### WORK REQUEST
Please write out the records exactly.
--
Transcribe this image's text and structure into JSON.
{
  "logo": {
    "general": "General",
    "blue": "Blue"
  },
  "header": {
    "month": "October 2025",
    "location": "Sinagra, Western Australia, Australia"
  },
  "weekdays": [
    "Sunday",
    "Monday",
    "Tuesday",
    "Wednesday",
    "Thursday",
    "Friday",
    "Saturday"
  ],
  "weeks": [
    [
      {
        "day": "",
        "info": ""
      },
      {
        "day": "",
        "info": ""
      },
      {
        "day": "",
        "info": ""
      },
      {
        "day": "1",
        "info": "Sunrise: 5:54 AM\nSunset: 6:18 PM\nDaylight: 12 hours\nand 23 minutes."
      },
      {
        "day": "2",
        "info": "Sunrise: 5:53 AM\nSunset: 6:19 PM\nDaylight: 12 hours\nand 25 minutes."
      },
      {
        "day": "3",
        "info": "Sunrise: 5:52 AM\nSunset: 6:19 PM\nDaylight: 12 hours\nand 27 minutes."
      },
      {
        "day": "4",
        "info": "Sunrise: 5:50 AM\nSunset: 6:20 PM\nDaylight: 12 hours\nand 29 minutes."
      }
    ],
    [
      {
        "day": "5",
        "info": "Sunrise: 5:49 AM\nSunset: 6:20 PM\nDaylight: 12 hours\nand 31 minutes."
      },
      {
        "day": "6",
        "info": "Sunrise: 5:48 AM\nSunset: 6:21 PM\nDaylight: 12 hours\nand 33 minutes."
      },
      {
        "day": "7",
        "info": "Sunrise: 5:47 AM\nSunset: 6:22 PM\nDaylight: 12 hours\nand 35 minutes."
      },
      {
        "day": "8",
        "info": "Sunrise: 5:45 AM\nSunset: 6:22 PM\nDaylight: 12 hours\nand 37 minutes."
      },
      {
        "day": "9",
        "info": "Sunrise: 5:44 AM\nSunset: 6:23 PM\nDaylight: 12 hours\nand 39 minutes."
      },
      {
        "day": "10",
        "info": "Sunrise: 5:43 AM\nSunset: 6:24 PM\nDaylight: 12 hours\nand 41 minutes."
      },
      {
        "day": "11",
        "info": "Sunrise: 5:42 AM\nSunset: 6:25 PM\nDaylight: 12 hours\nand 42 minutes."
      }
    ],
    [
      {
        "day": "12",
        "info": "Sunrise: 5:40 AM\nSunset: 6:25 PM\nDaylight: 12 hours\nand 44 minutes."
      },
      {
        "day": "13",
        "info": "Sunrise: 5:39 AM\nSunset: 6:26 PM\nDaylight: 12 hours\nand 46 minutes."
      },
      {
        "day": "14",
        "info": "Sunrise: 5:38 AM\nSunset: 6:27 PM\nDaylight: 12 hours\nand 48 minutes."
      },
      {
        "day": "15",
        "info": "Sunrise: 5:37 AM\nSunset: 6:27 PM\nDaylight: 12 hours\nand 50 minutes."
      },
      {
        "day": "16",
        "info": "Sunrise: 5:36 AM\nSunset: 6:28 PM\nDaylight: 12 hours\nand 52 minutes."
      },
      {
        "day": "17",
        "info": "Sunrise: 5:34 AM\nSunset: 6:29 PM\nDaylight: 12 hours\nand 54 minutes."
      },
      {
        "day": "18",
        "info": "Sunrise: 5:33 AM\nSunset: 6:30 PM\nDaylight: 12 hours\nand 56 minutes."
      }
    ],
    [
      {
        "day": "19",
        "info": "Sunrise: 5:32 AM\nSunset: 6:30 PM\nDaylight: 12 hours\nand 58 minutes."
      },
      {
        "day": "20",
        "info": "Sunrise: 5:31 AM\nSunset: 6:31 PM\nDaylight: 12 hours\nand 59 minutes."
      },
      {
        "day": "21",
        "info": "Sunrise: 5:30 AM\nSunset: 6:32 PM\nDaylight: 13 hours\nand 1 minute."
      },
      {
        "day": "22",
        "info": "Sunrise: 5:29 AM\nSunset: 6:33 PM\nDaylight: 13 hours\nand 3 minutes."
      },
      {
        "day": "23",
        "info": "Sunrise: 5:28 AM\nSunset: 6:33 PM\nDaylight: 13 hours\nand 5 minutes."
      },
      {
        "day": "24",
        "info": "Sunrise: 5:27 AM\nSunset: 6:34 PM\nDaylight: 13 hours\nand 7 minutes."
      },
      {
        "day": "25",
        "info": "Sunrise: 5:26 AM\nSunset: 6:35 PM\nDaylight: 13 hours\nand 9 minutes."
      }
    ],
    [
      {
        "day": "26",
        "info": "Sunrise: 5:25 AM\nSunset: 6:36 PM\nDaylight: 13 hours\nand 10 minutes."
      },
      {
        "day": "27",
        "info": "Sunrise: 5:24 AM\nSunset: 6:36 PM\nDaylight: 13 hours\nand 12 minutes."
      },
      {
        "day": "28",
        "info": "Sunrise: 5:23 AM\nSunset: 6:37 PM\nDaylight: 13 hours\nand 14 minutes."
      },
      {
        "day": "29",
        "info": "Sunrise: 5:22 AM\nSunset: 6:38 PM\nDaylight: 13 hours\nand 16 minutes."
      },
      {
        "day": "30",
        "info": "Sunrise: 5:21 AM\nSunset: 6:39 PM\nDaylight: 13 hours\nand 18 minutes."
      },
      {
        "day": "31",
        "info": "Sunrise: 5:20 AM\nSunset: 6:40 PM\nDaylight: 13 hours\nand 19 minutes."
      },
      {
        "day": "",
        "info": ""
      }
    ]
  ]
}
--
### REPLY TO THE TASK
Transcribe this image's text and structure into JSON.
{
  "logo": {
    "general": "General",
    "blue": "Blue"
  },
  "header": {
    "month": "October 2025",
    "location": "Sinagra, Western Australia, Australia"
  },
  "weekdays": [
    "Sunday",
    "Monday",
    "Tuesday",
    "Wednesday",
    "Thursday",
    "Friday",
    "Saturday"
  ],
  "weeks": [
    [
      {
        "day": "",
        "info": ""
      },
      {
        "day": "",
        "info": ""
      },
      {
        "day": "",
        "info": ""
      },
      {
        "day": "1",
        "info": "Sunrise: 5:54 AM\nSunset: 6:18 PM\nDaylight: 12 hours\nand 23 minutes."
      },
      {
        "day": "2",
        "info": "Sunrise: 5:53 AM\nSunset: 6:19 PM\nDaylight: 12 hours\nand 25 minutes."
      },
      {
        "day": "3",
        "info": "Sunrise: 5:52 AM\nSunset: 6:19 PM\nDaylight: 12 hours\nand 27 minutes."
      },
      {
        "day": "4",
        "info": "Sunrise: 5:50 AM\nSunset: 6:20 PM\nDaylight: 12 hours\nand 29 minutes."
      }
    ],
    [
      {
        "day": "5",
        "info": "Sunrise: 5:49 AM\nSunset: 6:20 PM\nDaylight: 12 hours\nand 31 minutes."
      },
      {
        "day": "6",
        "info": "Sunrise: 5:48 AM\nSunset: 6:21 PM\nDaylight: 12 hours\nand 33 minutes."
      },
      {
        "day": "7",
        "info": "Sunrise: 5:47 AM\nSunset: 6:22 PM\nDaylight: 12 hours\nand 35 minutes."
      },
      {
        "day": "8",
        "info": "Sunrise: 5:45 AM\nSunset: 6:22 PM\nDaylight: 12 hours\nand 37 minutes."
      },
      {
        "day": "9",
        "info": "Sunrise: 5:44 AM\nSunset: 6:23 PM\nDaylight: 12 hours\nand 39 minutes."
      },
      {
        "day": "10",
        "info": "Sunrise: 5:43 AM\nSunset: 6:24 PM\nDaylight: 12 hours\nand 41 minutes."
      },
      {
        "day": "11",
        "info": "Sunrise: 5:42 AM\nSunset: 6:25 PM\nDaylight: 12 hours\nand 42 minutes."
      }
    ],
    [
      {
        "day": "12",
        "info": "Sunrise: 5:40 AM\nSunset: 6:25 PM\nDaylight: 12 hours\nand 44 minutes."
      },
      {
        "day": "13",
        "info": "Sunrise: 5:39 AM\nSunset: 6:26 PM\nDaylight: 12 hours\nand 46 minutes."
      },
      {
        "day": "14",
        "info": "Sunrise: 5:38 AM\nSunset: 6:27 PM\nDaylight: 12 hours\nand 48 minutes."
      },
      {
        "day": "15",
        "info": "Sunrise: 5:37 AM\nSunset: 6:27 PM\nDaylight: 12 hours\nand 50 minutes."
      },
      {
        "day": "16",
        "info": "Sunrise: 5:36 AM\nSunset: 6:28 PM\nDaylight: 12 hours\nand 52 minutes."
      },
      {
        "day": "17",
        "info": "Sunrise: 5:34 AM\nSunset: 6:29 PM\nDaylight: 12 hours\nand 54 minutes."
      },
      {
        "day": "18",
        "info": "Sunrise: 5:33 AM\nSunset: 6:30 PM\nDaylight: 12 hours\nand 56 minutes."
      }
    ],
    [
      {
        "day": "19",
        "info": "Sunrise: 5:32 AM\nSunset: 6:30 PM\nDaylight: 12 hours\nand 58 minutes."
      },
      {
        "day": "20",
        "info": "Sunrise: 5:31 AM\nSunset: 6:31 PM\nDaylight: 12 hours\nand 59 minutes."
      },
      {
        "day": "21",
        "info": "Sunrise: 5:30 AM\nSunset: 6:32 PM\nDaylight: 13 hours\nand 1 minute."
      },
      {
        "day": "22",
        "info": "Sunrise: 5:29 AM\nSunset: 6:33 PM\nDaylight: 13 hours\nand 3 minutes."
      },
      {
        "day": "23",
        "info": "Sunrise: 5:28 AM\nSunset: 6:33 PM\nDaylight: 13 hours\nand 5 minutes."
      },
      {
        "day": "24",
        "info": "Sunrise: 5:27 AM\nSunset: 6:34 PM\nDaylight: 13 hours\nand 7 minutes."
      },
      {
        "day": "25",
        "info": "Sunrise: 5:26 AM\nSunset: 6:35 PM\nDaylight: 13 hours\nand 9 minutes."
      }
    ],
    [
      {
        "day": "26",
        "info": "Sunrise: 5:25 AM\nSunset: 6:36 PM\nDaylight: 13 hours\nand 10 minutes."
      },
      {
        "day": "27",
        "info": "Sunrise: 5:24 AM\nSunset: 6:36 PM\nDaylight: 13 hours\nand 12 minutes."
      },
      {
        "day": "28",
        "info": "Sunrise: 5:23 AM\nSunset: 6:37 PM\nDaylight: 13 hours\nand 14 minutes."
      },
      {
        "day": "29",
        "info": "Sunrise: 5:22 AM\nSunset: 6:38 PM\nDaylight: 13 hours\nand 16 minutes."
      },
      {
        "day": "30",
        "info": "Sunrise: 5:21 AM\nSunset: 6:39 PM\nDaylight: 13 hours\nand 18 minutes."
      },
      {
        "day": "31",
        "info": "Sunrise: 5:20 AM\nSunset: 6:40 PM\nDaylight: 13 hours\nand 19 minutes."
      },
      {
        "day": "",
        "info": ""
      }
    ]
  ]
}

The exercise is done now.